What the study did and did not tell us:
Erythritol and Cardiovascular Risk: A Study Analysis
- The text discusses a study that investigates the effects of erythritol, a sugar substitute, on cardiovascular risk.
- The study utilized cohort studies, which are useful for generating hypotheses but are unable to prove causal relationships.
- The authors of the study acknowledge that their research cannot definitively determine if erythritol consumption increases the risk of heart attack and stroke.
- The subjects of the study had an increased cardiovascular risk, meaning the results do not apply to healthy individuals who consume erythritol.
- Erythritol in the blood can originate from two sources: food or the body’s metabolism.
- Elevated erythritol levels could be an indicator of a dysregulation in the body’s metabolic pathways, possibly due to a diet rich in glucose and fructose or oxidative stress.
- A significant limitation of the study is that it could not determine if the erythritol levels in the blood were influenced by food consumption, as no dietary information was collected from the subjects.
- The authors conducted an “Erythritol intervention study” where subjects consumed a drink sweetened with erythritol. However, this situation does not accurately reflect real-life consumption patterns.
- Long-term studies on erythritol consumption in humans are currently lacking. A pilot study on type 2 diabetics showed potential beneficial effects of erythritol on arterial stiffness and endothelial function.
- In conclusion, the authors of the study emphasize the need for clinical trials to further investigate the effects of erythritol on cardiovascular disease.

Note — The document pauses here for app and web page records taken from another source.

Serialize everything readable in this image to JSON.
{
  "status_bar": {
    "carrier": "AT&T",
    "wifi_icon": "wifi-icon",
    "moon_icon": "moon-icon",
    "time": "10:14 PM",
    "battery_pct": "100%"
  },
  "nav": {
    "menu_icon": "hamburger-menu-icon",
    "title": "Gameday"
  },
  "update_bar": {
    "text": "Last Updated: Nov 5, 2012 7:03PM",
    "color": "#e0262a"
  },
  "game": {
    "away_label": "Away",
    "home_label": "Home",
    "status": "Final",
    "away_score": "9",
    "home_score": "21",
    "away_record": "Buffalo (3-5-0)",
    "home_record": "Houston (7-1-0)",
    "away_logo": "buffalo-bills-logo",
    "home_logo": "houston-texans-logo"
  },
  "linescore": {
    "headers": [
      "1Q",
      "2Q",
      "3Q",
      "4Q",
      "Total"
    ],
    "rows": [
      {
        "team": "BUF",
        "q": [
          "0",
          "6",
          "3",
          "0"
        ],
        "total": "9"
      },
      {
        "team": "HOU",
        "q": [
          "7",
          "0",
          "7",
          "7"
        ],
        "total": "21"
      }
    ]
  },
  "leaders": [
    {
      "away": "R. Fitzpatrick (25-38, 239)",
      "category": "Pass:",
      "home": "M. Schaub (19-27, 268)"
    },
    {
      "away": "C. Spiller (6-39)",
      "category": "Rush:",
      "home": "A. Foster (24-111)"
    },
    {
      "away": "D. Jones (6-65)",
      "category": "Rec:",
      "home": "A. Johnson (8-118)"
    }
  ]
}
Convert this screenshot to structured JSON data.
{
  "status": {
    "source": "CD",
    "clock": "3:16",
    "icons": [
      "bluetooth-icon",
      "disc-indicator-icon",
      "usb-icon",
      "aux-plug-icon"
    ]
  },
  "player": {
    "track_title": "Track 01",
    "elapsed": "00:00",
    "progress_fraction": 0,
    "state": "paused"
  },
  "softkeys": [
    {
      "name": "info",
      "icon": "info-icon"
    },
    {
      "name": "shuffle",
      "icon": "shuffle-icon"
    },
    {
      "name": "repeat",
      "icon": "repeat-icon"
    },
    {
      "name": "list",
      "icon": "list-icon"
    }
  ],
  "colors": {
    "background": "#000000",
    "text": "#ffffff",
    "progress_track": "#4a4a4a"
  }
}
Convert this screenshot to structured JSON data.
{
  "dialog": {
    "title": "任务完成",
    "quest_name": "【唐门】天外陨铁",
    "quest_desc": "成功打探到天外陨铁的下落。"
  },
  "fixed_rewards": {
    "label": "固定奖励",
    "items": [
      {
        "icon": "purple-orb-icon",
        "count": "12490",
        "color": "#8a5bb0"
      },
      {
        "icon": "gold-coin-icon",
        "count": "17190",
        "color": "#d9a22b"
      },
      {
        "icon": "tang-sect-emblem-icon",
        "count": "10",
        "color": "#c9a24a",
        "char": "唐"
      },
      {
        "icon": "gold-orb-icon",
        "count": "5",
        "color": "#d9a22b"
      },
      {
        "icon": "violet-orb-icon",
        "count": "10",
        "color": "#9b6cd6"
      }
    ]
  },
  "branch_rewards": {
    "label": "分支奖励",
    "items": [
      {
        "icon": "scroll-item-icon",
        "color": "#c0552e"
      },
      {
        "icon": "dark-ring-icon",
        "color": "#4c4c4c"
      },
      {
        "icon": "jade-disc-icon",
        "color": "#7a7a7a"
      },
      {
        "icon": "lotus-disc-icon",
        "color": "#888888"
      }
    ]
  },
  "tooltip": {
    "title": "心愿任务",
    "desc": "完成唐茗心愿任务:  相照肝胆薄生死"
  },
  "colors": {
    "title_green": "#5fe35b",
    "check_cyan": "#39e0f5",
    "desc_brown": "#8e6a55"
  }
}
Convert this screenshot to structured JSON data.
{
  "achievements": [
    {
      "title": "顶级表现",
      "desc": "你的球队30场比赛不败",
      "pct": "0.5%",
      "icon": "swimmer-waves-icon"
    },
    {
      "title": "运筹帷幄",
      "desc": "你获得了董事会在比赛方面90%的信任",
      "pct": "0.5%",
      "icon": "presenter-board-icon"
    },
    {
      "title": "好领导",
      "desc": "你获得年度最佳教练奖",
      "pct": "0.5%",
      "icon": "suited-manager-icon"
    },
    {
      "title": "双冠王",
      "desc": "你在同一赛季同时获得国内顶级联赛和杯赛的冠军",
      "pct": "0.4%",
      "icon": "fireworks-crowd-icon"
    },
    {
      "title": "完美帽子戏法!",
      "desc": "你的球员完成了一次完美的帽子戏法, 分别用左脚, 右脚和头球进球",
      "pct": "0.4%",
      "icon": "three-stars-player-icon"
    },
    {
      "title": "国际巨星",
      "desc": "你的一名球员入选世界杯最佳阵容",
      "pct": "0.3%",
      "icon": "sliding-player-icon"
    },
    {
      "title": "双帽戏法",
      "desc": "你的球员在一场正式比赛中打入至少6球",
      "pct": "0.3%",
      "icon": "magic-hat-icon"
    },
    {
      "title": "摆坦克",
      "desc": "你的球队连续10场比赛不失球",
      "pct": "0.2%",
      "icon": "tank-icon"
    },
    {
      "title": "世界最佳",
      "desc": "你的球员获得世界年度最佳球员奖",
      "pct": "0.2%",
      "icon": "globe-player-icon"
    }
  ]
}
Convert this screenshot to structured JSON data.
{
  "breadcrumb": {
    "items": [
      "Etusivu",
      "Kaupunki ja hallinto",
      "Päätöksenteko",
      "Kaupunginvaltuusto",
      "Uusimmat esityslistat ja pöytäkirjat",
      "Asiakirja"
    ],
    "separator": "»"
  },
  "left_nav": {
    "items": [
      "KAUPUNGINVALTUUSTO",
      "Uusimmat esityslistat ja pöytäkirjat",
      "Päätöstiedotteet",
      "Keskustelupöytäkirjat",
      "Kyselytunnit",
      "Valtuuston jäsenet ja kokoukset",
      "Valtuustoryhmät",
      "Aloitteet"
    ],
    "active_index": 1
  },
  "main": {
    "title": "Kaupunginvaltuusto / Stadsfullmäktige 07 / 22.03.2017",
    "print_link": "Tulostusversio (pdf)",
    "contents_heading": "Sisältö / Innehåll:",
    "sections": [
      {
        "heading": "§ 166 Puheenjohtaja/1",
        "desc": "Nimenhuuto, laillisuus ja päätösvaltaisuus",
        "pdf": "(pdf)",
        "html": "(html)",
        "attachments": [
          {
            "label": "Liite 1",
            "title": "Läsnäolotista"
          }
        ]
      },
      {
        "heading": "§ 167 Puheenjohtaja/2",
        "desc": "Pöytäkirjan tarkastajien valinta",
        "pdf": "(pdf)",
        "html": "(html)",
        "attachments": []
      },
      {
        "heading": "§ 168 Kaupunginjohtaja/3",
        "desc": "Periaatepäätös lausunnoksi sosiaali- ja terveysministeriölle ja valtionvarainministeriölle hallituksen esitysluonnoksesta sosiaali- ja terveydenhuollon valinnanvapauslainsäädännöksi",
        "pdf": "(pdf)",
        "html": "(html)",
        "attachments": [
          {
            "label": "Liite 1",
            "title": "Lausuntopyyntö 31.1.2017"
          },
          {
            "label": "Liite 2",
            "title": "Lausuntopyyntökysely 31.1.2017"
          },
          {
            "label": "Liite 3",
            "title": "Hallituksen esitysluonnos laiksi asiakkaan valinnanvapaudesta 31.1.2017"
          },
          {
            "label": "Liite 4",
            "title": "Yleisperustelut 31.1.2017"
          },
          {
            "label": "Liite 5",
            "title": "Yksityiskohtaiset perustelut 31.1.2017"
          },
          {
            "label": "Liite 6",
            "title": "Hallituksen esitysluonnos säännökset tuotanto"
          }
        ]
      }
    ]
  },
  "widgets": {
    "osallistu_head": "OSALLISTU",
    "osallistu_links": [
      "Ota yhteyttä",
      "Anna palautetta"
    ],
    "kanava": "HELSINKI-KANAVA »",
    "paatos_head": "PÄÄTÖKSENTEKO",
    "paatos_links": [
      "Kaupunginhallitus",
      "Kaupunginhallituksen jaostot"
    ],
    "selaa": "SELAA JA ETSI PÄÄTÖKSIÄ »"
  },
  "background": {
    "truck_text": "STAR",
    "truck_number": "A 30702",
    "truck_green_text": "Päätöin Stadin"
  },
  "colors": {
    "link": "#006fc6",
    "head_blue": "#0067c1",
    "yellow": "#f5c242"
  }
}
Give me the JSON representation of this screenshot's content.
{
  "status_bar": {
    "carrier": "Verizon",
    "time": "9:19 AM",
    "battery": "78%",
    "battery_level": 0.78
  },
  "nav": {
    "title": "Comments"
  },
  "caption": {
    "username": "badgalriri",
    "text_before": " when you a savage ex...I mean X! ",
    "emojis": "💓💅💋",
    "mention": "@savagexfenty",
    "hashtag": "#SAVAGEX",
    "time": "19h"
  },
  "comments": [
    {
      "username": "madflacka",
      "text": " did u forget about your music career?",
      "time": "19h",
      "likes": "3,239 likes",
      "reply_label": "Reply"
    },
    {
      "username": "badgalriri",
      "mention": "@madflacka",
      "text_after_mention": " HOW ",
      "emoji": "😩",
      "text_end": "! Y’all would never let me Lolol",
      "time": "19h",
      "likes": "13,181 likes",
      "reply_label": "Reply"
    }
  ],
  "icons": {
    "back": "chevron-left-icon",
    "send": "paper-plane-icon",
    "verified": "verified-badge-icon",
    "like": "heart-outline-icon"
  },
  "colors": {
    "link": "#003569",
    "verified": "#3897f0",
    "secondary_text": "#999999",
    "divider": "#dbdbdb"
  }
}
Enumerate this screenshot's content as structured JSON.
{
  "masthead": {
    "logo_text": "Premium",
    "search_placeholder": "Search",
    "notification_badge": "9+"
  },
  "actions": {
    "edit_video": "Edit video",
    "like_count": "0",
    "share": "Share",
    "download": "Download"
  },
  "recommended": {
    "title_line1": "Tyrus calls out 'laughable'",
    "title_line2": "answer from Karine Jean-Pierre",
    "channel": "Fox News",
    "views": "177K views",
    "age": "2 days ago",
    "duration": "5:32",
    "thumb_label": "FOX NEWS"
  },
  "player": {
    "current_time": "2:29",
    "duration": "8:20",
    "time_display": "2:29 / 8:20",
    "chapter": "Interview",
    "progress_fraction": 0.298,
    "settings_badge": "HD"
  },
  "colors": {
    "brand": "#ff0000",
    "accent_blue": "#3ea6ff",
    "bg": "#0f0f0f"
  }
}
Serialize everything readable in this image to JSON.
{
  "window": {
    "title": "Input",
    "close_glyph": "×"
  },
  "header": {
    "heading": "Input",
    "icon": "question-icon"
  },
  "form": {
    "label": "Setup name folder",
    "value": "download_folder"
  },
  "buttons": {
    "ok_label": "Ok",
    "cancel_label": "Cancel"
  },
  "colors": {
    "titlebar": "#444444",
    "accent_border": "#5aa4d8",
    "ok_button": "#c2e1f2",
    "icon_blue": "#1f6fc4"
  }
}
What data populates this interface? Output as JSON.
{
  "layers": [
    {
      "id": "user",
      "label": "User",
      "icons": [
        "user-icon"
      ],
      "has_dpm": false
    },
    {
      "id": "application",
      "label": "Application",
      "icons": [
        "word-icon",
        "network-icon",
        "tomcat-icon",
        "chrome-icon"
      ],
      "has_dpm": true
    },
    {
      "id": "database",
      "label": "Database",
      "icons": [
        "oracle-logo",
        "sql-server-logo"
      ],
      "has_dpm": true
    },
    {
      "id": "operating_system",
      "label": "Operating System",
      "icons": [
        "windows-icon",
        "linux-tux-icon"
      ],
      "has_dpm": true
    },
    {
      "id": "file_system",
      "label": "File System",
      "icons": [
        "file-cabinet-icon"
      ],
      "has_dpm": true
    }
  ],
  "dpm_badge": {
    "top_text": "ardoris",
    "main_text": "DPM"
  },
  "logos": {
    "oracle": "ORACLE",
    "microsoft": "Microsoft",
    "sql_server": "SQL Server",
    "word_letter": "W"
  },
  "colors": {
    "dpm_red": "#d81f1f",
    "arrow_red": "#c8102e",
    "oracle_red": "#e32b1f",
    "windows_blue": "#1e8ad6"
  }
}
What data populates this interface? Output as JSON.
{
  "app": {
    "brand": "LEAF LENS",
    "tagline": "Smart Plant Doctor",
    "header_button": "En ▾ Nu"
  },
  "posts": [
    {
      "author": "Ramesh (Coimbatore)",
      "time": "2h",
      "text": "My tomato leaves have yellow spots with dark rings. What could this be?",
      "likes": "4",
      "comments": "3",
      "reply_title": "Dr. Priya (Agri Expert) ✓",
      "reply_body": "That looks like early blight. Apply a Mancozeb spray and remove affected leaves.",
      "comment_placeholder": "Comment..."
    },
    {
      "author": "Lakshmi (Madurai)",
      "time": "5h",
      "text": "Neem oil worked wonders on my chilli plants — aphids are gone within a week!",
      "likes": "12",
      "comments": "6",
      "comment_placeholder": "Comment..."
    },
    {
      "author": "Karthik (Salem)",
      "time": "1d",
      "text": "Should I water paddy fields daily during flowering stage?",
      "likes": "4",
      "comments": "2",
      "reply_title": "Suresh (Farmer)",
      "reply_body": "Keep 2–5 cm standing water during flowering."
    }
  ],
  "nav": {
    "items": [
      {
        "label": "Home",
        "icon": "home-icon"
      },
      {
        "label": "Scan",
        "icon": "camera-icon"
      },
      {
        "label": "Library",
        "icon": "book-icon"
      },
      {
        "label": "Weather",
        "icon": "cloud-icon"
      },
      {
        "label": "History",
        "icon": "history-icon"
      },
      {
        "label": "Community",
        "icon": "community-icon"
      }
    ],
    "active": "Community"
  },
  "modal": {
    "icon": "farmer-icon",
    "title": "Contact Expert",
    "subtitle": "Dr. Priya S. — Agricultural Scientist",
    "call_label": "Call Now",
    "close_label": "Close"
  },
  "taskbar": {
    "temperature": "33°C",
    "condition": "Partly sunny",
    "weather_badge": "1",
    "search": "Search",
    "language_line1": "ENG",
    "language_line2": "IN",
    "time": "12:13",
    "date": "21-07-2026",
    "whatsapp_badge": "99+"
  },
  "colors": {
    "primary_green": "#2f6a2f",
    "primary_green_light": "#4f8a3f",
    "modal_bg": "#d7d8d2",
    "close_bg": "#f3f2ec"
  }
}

- The results of the study do not allow for definitive recommendations on erythritol consumption. Without results from well-designed clinical trials, a definitive recommendation is not currently possible.